As a matter of fact, YES, it is a crime to dance in Tokyo, and you might be heavily fined for it. This law against dancing in public and nightclubs in Japan dates back to the post World War II times. Japanese government imposed this ban amid hopes to curb the rates of prostitution in the country when it was at its lowest of the times – that is after World War II. Nevertheless, the ban was relaxed a little bit in 2015 when the government in Japan allowed dancing in the nightclubs provided that the issued guidelines are followed.
However, do not be amazed if it is the first time you are hearing about it. According to Independent, this law had been almost completely forgotten by the people as the police had turned a blind eye to this situation and never took action against the club owners or the people.
The History of the Ban
This law of no-dancing in Japan was introduced in 1948 in the wake of World War II. It is known as the adult entertainment business law or fueihō and had been put in place to control the staggering sex industry in poverty-stricken Japan after WWII. Back then, dance clubs were dubbed as the prime spots where people picked up sex workers and prostitutes.
The nightclubs in the country were instructed to close at midnight till the morning – which was considered the time when people looked out for hookers. This law also pertained to dance lessons as it included dancing in pairs, which was considered to be promoting the sexual tension between men and women.
This law was termed as archaic by numerous, and the people considered it as the main cause of talent being wasted. Japanese artists dubbed this law as old-school and a hindrance in advancing their careers. However, interestingly, this age-old ban only remained in the books up until 2010 when Japanese police started a strict crackdown on nightclubs violating the no-dancing ban.
Before 2010, the nightlife in Japan thrived even with the law in place as the police never really bothered implementing the ban. The law permitted dancing in some clubs and that too until midnight. Nevertheless, the nightclubs kept on violating the rule, but that changed in 2010.
Strict Implementation of the Law In 2010
After a series of suspected drug scandals and the sad death of a young Japanese student at a nightclub in Osaka, the Japanese police initiated a strict crackdown on the clubs violating this law. This wave of raids was carried out in lieu of implementing the old law that was there in the books since 1948 but unfortunately, was never followed strictly.
Numerous clubs and dancing venues were closed down due to this new act by the Japanese police. As most of the people were baffled by this newfound implementation, the club owners were also in the same boat. The dance scene and nightlife in the country’s capital suffered a great blow, with numerous big clubs being shut down over violation.
The implementation of the ban drew huge criticism from the music industry as they feared that the industry would flop.

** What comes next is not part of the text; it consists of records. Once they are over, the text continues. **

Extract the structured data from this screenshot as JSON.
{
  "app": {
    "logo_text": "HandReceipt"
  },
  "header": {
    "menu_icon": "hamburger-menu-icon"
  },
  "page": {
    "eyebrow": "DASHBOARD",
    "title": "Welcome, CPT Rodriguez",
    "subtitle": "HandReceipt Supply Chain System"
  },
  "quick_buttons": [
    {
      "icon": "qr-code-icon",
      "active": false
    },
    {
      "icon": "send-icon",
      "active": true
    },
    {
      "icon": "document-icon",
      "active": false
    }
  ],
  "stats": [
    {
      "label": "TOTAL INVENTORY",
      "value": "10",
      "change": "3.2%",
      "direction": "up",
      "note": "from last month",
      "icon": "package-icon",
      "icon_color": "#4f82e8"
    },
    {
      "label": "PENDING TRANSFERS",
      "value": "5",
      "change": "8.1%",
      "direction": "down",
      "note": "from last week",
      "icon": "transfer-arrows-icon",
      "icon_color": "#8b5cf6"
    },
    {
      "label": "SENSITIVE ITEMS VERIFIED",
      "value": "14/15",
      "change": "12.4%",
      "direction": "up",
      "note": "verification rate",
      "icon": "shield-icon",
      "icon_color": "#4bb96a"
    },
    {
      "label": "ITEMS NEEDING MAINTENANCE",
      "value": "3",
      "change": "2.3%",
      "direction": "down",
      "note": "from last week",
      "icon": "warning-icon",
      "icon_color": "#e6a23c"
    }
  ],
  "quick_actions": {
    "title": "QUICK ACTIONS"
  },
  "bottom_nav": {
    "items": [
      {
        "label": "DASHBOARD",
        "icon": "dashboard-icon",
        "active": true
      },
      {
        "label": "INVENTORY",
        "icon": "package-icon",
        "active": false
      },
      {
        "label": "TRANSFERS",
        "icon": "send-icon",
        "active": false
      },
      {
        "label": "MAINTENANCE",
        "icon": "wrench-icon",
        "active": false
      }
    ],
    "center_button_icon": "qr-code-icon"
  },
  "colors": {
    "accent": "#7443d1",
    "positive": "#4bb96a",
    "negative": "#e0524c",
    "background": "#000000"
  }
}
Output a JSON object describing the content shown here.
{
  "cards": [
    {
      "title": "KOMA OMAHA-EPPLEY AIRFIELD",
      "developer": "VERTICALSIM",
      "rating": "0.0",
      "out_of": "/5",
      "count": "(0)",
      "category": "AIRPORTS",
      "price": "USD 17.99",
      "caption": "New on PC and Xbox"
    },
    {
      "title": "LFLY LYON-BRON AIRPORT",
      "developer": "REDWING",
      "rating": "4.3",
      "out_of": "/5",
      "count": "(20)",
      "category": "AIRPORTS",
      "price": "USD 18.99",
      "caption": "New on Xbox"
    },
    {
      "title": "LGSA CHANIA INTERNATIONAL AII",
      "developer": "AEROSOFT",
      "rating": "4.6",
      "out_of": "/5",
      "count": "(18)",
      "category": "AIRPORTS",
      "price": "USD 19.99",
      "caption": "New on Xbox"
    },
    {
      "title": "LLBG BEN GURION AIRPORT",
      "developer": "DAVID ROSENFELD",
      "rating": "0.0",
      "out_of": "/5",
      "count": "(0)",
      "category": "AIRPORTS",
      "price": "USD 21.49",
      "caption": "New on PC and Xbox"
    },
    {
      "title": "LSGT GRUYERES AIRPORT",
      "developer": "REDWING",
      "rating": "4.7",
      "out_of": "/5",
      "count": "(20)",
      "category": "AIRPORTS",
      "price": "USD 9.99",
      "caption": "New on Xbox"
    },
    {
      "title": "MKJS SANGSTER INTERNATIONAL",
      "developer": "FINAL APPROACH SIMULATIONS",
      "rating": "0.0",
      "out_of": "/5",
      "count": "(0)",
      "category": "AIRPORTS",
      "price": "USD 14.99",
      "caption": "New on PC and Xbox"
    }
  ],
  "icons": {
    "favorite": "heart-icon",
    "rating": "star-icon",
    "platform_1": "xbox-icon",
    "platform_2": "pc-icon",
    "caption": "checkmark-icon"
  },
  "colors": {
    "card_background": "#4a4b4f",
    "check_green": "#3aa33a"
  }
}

However, a big name in the music industry of the country, Ryuichi Sakamoto, started a fierce campaign that resulted in the relaxation of this law. It was then when the things started to get a bit easier than they used to be when the law was implemented in 2010.
Relaxation of the Ban

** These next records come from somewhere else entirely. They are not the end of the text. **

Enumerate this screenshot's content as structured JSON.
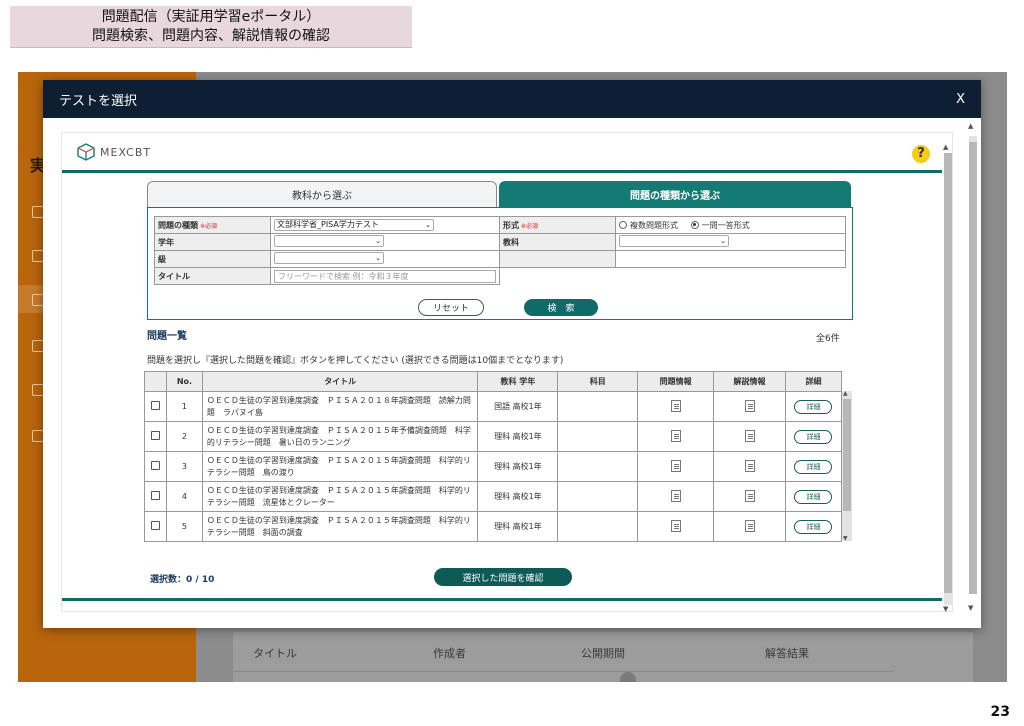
{
  "slide": {
    "title_line1": "問題配信（実証用学習eポータル）",
    "title_line2": "問題検索、問題内容、解説情報の確認",
    "page_number": "23"
  },
  "background": {
    "sidebar_title": "実",
    "columns": [
      "タイトル",
      "作成者",
      "公開期間",
      "解答結果"
    ]
  },
  "modal": {
    "title": "テストを選択",
    "close": "X",
    "logo_text": "MEXCBT",
    "help": "?"
  },
  "tabs": [
    {
      "label": "教科から選ぶ",
      "active": false
    },
    {
      "label": "問題の種類から選ぶ",
      "active": true
    }
  ],
  "search": {
    "type_label": "問題の種類",
    "required": "※必須",
    "type_value": "文部科学省_PISA学力テスト",
    "format_label": "形式",
    "format_options": [
      "複数問題形式",
      "一問一答形式"
    ],
    "format_selected": 1,
    "grade_label": "学年",
    "subject_label": "教科",
    "level_label": "級",
    "title_label": "タイトル",
    "title_placeholder": "フリーワードで検索 例：令和３年度",
    "reset_label": "リセット",
    "search_label": "検　索"
  },
  "list": {
    "title": "問題一覧",
    "count": "全6件",
    "note": "問題を選択し『選択した問題を確認』ボタンを押してください (選択できる問題は10個までとなります)",
    "columns": [
      "",
      "No.",
      "タイトル",
      "教科 学年",
      "科目",
      "問題情報",
      "解説情報",
      "詳細"
    ],
    "detail_label": "詳細",
    "rows": [
      {
        "no": "1",
        "title": "ＯＥＣＤ生徒の学習到達度調査　ＰＩＳＡ２０１８年調査問題　読解力問題　ラパヌイ島",
        "grade": "国語 高校1年"
      },
      {
        "no": "2",
        "title": "ＯＥＣＤ生徒の学習到達度調査　ＰＩＳＡ２０１５年予備調査問題　科学的リテラシー問題　暑い日のランニング",
        "grade": "理科 高校1年"
      },
      {
        "no": "3",
        "title": "ＯＥＣＤ生徒の学習到達度調査　ＰＩＳＡ２０１５年調査問題　科学的リテラシー問題　鳥の渡り",
        "grade": "理科 高校1年"
      },
      {
        "no": "4",
        "title": "ＯＥＣＤ生徒の学習到達度調査　ＰＩＳＡ２０１５年調査問題　科学的リテラシー問題　流星体とクレーター",
        "grade": "理科 高校1年"
      },
      {
        "no": "5",
        "title": "ＯＥＣＤ生徒の学習到達度調査　ＰＩＳＡ２０１５年調査問題　科学的リテラシー問題　斜面の調査",
        "grade": "理科 高校1年"
      }
    ],
    "selection_count": "選択数：0 / 10",
    "confirm_label": "選択した問題を確認"
  },
  "colors": {
    "accent": "#137a74",
    "header": "#0f1f33",
    "sidebar": "#b8650c",
    "help": "#f5cc1a"
  }
}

The campaign against this outdated law regarding no dancing in Japan took a serious turn when it was able to secure more than 150,000 signatures from around the country. This happened in the year 2015 when some relaxation in the ban was legislated by Japan’s House of Councilors.
The relaxation in the ban came with certain conditions that the club owners and dancers were instructed to follow. The conditions included the following:
- Club owners were required to have proper permits to run their businesses. Without these permits, they shall not be allowed to host dance parties.
- The permits have to be obtained from the Nighttime Entertainment Restaurant Operations.
- It was made necessary that the dancing clubs should be made far away from the residential areas
- There should be a minimum level of lighting at the clubs to allow dancing. The government passed the rule that the clubs that want to obtain permits for dancing must have lighting brighter than 10 lux – which is equivalent to a fully lit cinema or theatre.
- The conditions also included that the clubs who failed to meet the lighting requirement will be raided and closed as per the previous law and shut down after midnight.
According to the Jiji Press, the actions for implementing this relaxation will be severe, and the police will have all the resources to act against the clubs operating without a permit. The provision also included that the clubs that want to operate for 24 hours are not supposed to serve alcohol after midnight.
It is also speculated that softening the ban and providing relaxations with certain conditions is partly due to the 2020 Olympics. It is claimed that the hoard of visitors and tourists the country will be receiving during the Olympics will have to be entertained. The nightlife and clubbing in the country were claimed to bring a lot of money and entertainment for the guests.
Sweden also stands in the line of Japan having a ban on public dancing and clubbing. However, the relaxations passed in Japan are considered to be the first step towards the complete annihilation of this law. The country’s nightlife lovers and people from the entertainment industry are furious over this ban and are looking forward to the time when this whole thing can end, and they could advance their careers from local clubs to big platforms.